>>>

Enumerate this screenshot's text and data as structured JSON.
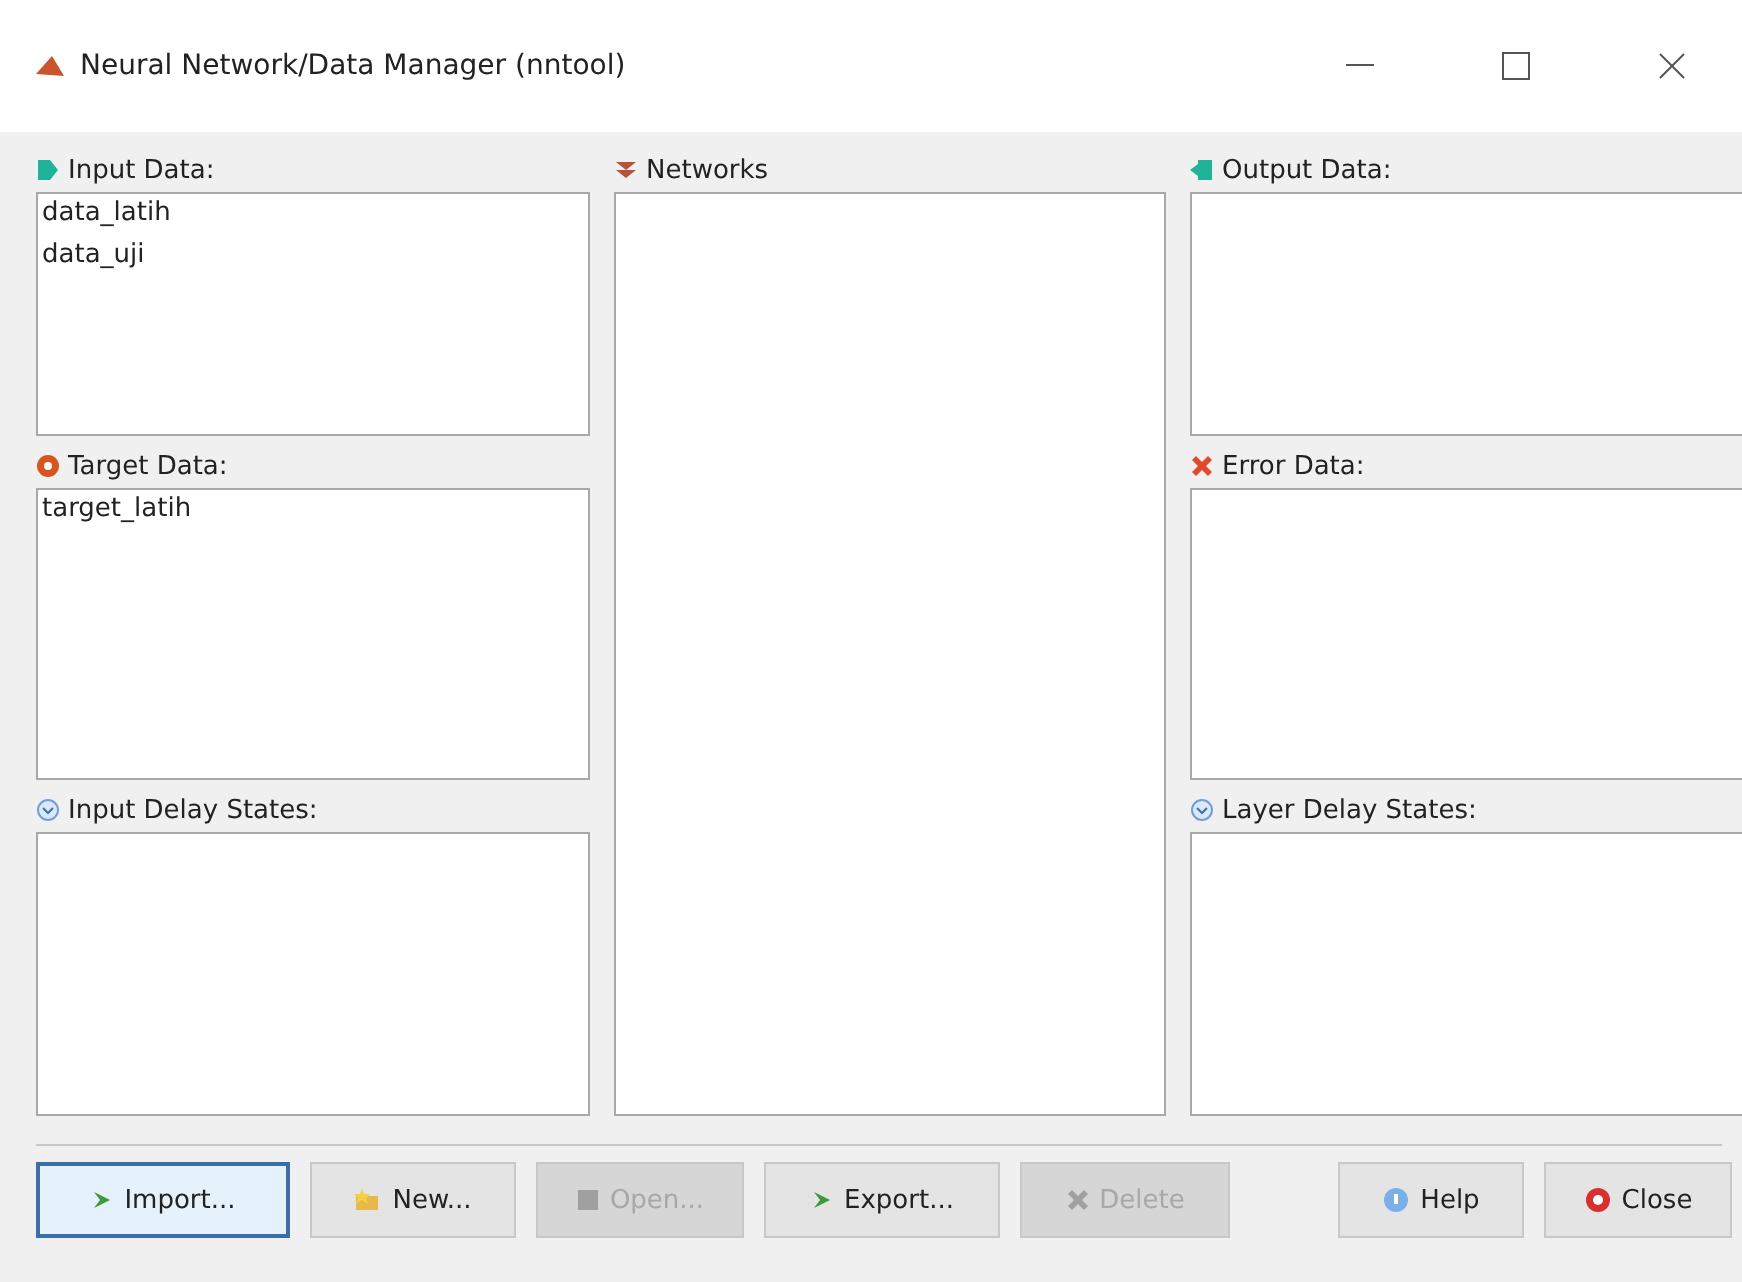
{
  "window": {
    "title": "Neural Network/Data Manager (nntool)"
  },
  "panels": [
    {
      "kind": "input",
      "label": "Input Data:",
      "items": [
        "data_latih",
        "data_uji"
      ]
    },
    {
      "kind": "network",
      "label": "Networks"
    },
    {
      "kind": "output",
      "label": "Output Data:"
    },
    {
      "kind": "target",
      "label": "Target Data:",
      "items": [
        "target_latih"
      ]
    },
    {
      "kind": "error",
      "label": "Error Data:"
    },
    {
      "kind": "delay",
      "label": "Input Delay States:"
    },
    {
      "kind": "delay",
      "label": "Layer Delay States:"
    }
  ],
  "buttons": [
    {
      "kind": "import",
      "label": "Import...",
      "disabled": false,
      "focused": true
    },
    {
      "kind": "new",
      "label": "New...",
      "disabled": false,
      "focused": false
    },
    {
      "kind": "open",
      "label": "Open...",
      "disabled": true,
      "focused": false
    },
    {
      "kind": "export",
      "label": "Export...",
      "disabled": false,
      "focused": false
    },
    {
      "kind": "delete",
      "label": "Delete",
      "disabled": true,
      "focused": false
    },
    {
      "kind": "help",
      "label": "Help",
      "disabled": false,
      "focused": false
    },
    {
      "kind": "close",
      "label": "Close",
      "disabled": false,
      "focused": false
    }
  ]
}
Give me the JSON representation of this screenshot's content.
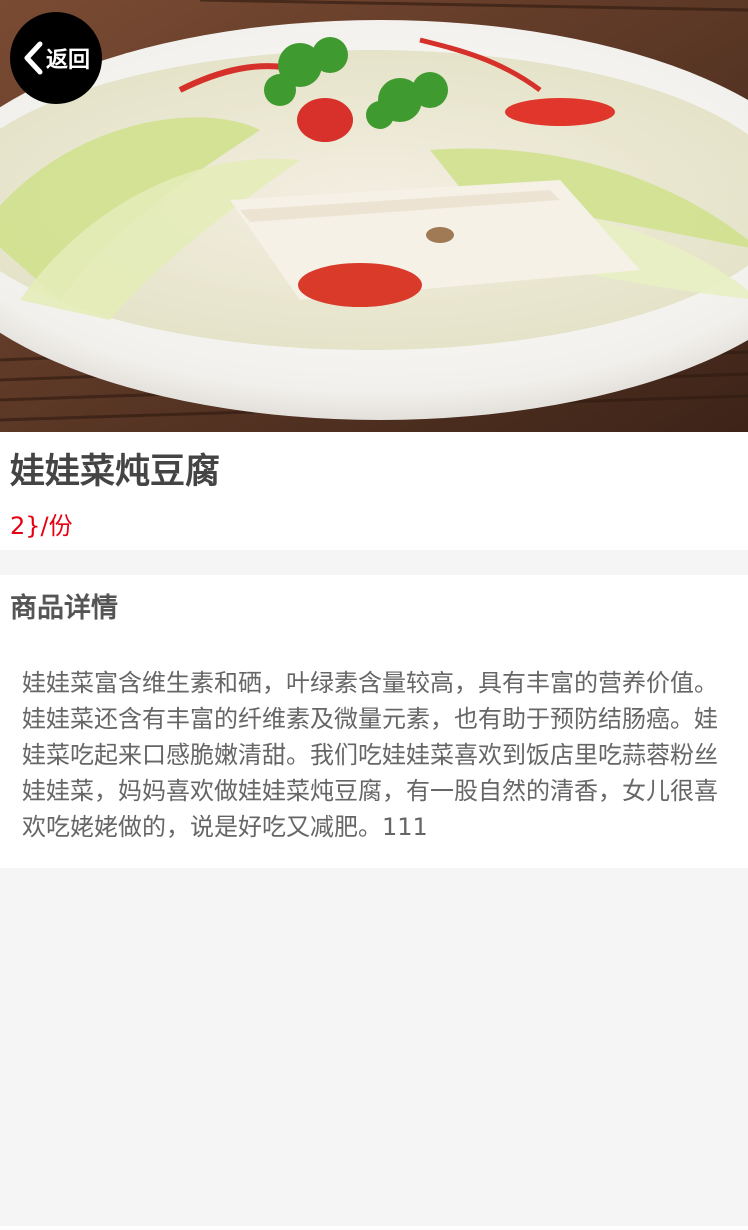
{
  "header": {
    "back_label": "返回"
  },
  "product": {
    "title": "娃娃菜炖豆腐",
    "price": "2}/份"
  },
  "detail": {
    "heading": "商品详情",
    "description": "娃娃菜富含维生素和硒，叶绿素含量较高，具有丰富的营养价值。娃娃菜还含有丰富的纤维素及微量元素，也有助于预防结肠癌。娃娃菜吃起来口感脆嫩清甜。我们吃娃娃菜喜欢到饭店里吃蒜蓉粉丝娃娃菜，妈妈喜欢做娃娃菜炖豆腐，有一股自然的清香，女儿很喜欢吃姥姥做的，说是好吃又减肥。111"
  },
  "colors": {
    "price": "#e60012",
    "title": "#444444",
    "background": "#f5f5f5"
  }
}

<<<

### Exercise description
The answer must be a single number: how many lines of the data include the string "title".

### Worked solution
3